What you are asked to do ::
Determine the number of lines in the listing that contain "text". Write only that number.

─── Supplied data

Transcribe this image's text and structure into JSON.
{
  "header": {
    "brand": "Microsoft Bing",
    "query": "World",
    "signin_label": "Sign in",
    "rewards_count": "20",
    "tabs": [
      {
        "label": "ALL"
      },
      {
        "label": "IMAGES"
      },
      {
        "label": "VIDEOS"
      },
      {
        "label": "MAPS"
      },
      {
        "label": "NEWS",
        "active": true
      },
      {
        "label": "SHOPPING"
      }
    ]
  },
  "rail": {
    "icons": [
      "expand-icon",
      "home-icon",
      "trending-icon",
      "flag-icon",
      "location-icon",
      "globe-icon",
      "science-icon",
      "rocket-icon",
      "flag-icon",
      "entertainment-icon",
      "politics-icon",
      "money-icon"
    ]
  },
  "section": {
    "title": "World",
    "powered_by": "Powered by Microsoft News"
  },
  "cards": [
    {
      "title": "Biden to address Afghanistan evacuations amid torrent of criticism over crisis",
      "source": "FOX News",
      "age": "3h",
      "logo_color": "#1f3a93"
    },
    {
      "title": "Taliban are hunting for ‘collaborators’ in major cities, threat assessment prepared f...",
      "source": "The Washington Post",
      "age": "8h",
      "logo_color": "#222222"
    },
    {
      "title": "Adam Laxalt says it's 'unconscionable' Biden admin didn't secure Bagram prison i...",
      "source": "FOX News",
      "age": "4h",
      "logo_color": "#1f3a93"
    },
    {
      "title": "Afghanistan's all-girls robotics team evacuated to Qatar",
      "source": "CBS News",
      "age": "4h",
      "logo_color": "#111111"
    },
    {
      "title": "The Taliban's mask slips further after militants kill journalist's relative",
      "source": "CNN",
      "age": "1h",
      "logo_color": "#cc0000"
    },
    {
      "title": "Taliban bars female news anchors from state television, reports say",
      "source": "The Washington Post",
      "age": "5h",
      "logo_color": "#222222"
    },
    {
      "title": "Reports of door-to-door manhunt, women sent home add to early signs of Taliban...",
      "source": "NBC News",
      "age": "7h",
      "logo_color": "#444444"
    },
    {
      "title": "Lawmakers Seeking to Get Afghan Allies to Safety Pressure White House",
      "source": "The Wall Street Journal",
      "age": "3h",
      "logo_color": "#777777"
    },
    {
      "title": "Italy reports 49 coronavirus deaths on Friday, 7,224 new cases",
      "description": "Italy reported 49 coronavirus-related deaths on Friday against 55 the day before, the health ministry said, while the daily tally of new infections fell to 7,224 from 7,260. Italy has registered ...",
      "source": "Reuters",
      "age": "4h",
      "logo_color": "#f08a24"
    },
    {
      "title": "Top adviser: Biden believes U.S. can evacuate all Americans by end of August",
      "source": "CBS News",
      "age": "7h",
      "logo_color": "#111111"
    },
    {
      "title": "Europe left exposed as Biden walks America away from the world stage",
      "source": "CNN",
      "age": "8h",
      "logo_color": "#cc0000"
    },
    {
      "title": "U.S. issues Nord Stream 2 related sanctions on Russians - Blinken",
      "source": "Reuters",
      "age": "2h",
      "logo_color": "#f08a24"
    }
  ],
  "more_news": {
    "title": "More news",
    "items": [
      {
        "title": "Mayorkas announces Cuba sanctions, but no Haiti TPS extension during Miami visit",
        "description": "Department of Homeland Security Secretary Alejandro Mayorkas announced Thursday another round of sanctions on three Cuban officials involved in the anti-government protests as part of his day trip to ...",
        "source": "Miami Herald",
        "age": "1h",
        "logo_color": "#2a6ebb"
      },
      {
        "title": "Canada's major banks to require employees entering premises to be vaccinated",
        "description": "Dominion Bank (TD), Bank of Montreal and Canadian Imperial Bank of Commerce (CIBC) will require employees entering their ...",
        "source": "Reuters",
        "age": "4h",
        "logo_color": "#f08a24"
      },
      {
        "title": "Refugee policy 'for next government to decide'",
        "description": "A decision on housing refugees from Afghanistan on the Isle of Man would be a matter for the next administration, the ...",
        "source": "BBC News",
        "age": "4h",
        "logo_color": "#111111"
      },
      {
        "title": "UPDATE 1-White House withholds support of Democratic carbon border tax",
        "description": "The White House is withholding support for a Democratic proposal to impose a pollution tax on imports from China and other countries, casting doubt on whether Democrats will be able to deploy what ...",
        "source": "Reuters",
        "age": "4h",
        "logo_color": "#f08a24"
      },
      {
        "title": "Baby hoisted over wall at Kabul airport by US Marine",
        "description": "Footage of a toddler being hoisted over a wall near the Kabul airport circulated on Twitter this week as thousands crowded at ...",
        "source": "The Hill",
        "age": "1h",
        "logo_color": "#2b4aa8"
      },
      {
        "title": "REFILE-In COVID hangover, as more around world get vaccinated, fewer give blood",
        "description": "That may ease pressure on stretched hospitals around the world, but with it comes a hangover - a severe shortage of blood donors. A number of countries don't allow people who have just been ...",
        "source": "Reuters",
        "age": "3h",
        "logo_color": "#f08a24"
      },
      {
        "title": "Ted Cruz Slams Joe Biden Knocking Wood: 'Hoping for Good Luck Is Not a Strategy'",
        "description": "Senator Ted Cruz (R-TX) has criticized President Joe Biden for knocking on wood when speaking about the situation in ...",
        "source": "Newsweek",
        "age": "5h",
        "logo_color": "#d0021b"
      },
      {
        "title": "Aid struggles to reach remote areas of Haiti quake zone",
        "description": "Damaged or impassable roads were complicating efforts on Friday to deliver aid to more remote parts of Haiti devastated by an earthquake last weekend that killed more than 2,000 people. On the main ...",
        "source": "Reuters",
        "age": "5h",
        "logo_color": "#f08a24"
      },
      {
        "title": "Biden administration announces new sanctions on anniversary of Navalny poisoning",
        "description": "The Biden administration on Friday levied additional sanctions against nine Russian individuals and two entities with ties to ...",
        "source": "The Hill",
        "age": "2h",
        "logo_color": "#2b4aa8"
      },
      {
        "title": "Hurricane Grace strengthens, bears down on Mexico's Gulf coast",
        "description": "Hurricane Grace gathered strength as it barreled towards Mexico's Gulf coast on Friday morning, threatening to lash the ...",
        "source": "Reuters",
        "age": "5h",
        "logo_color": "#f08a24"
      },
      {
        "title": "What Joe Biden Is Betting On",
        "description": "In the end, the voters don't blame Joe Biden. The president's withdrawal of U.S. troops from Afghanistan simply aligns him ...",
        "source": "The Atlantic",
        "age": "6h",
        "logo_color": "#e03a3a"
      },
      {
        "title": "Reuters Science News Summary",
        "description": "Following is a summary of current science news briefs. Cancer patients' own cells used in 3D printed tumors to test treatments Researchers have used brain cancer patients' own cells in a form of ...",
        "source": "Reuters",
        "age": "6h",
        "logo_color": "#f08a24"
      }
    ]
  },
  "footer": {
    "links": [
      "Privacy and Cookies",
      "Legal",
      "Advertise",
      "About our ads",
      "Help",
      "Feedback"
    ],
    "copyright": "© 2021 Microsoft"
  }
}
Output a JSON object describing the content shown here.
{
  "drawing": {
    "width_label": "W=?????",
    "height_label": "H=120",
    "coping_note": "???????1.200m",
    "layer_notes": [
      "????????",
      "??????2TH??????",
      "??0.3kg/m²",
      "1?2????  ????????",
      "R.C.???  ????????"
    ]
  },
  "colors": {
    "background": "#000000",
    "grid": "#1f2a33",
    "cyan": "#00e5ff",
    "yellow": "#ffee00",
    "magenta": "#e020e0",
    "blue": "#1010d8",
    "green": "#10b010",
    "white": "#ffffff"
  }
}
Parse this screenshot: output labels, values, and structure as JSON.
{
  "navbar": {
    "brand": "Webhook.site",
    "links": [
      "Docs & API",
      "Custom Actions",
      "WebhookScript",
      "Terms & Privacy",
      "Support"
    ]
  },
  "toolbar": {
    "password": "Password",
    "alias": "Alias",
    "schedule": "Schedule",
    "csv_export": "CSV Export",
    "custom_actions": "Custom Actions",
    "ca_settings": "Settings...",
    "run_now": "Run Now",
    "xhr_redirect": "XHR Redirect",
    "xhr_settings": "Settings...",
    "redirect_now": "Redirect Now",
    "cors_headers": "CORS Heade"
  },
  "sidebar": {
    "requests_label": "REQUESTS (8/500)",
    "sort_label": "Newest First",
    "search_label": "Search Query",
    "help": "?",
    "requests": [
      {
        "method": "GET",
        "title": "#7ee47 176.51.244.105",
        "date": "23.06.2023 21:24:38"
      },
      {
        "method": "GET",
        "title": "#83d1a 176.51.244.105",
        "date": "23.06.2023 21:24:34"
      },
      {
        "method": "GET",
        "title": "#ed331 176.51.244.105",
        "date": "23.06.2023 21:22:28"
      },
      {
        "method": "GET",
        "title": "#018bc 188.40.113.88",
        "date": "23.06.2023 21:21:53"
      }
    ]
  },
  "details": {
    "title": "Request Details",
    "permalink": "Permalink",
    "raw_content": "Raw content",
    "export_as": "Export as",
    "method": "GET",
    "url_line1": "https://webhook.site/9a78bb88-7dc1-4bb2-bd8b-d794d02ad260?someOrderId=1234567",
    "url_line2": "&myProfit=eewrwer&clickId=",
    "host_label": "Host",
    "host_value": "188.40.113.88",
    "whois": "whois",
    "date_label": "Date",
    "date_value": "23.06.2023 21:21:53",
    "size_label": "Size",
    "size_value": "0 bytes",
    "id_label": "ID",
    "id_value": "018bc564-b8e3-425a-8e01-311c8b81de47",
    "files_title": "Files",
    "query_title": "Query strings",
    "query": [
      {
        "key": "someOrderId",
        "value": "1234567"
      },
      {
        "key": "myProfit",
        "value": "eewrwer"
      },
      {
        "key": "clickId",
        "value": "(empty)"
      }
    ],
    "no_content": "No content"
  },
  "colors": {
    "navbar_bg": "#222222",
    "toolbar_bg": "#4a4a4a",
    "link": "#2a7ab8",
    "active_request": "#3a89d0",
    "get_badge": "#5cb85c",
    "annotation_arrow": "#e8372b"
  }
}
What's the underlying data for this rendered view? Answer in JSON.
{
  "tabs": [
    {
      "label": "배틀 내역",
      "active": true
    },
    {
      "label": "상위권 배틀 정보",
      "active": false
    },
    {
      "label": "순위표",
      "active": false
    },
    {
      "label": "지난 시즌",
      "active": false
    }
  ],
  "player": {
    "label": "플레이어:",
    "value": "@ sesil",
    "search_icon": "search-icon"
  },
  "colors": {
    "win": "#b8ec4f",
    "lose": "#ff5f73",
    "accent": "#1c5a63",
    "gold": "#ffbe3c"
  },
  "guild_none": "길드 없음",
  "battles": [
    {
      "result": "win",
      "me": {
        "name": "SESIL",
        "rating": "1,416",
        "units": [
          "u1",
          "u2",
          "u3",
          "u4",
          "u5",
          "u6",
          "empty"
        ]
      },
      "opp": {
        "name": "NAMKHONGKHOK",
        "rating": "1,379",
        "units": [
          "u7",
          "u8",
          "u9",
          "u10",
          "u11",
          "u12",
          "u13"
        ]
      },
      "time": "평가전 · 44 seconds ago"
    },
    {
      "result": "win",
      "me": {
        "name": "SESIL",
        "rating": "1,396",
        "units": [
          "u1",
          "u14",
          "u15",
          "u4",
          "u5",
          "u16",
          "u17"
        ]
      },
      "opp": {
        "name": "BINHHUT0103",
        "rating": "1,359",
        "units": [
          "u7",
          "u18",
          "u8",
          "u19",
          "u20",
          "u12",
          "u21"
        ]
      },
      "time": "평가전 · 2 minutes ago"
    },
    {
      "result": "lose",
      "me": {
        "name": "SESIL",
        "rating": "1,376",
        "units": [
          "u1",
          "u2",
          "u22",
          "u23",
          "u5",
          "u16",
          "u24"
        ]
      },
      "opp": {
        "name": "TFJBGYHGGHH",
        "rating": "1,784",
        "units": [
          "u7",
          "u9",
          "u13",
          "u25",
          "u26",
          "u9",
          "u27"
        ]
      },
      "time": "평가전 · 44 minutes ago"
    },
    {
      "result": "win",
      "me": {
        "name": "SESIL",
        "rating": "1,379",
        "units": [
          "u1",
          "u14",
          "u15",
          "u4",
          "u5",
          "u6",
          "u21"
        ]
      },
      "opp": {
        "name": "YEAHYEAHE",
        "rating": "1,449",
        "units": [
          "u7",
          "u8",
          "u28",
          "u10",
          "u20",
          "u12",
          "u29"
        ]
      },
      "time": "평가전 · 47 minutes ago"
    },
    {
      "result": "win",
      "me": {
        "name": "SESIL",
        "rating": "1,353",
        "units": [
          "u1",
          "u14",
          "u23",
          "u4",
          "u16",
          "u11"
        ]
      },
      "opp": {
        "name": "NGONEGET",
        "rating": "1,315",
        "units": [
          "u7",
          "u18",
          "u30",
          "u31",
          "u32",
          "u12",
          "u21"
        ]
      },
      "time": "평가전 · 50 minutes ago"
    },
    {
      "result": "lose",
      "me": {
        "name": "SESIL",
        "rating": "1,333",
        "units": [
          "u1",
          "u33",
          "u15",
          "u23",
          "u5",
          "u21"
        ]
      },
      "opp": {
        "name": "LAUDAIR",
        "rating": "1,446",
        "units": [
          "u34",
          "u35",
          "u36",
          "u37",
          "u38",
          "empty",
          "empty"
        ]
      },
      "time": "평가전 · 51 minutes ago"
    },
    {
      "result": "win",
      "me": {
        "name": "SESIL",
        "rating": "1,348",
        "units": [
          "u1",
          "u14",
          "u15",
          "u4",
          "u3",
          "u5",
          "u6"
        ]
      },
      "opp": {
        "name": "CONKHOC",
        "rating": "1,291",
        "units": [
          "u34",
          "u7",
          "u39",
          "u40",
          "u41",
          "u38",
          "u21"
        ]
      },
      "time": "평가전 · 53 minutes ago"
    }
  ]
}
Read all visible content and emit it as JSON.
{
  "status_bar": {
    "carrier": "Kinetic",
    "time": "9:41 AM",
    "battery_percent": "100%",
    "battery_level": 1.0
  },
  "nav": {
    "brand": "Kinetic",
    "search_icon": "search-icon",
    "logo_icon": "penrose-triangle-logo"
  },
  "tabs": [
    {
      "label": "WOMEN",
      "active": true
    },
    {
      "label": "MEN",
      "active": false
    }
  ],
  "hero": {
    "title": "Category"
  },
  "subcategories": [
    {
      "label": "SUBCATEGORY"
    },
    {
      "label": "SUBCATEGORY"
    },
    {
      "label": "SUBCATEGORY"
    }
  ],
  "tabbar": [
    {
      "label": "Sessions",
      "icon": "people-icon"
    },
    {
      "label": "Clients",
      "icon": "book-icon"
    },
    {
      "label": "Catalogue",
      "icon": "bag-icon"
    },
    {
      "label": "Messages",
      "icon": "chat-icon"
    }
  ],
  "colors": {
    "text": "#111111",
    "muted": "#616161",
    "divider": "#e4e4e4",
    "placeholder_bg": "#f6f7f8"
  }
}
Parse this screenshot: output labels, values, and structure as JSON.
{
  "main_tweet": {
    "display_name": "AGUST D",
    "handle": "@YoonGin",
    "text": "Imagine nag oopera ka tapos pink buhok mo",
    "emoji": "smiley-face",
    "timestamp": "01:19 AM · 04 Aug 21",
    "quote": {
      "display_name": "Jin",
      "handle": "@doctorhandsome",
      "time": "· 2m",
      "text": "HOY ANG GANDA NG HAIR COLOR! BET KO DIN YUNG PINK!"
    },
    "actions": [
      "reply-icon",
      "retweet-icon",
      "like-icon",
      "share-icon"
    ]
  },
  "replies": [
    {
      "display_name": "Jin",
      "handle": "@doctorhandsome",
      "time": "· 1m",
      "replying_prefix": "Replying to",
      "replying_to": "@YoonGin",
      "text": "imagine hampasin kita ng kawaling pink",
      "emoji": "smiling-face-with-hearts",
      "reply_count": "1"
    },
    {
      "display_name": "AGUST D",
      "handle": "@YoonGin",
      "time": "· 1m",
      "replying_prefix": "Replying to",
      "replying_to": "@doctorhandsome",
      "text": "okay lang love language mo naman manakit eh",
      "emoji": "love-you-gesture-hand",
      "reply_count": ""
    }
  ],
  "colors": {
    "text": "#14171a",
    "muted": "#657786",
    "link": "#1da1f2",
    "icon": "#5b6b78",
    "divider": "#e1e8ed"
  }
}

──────

Output below ::
7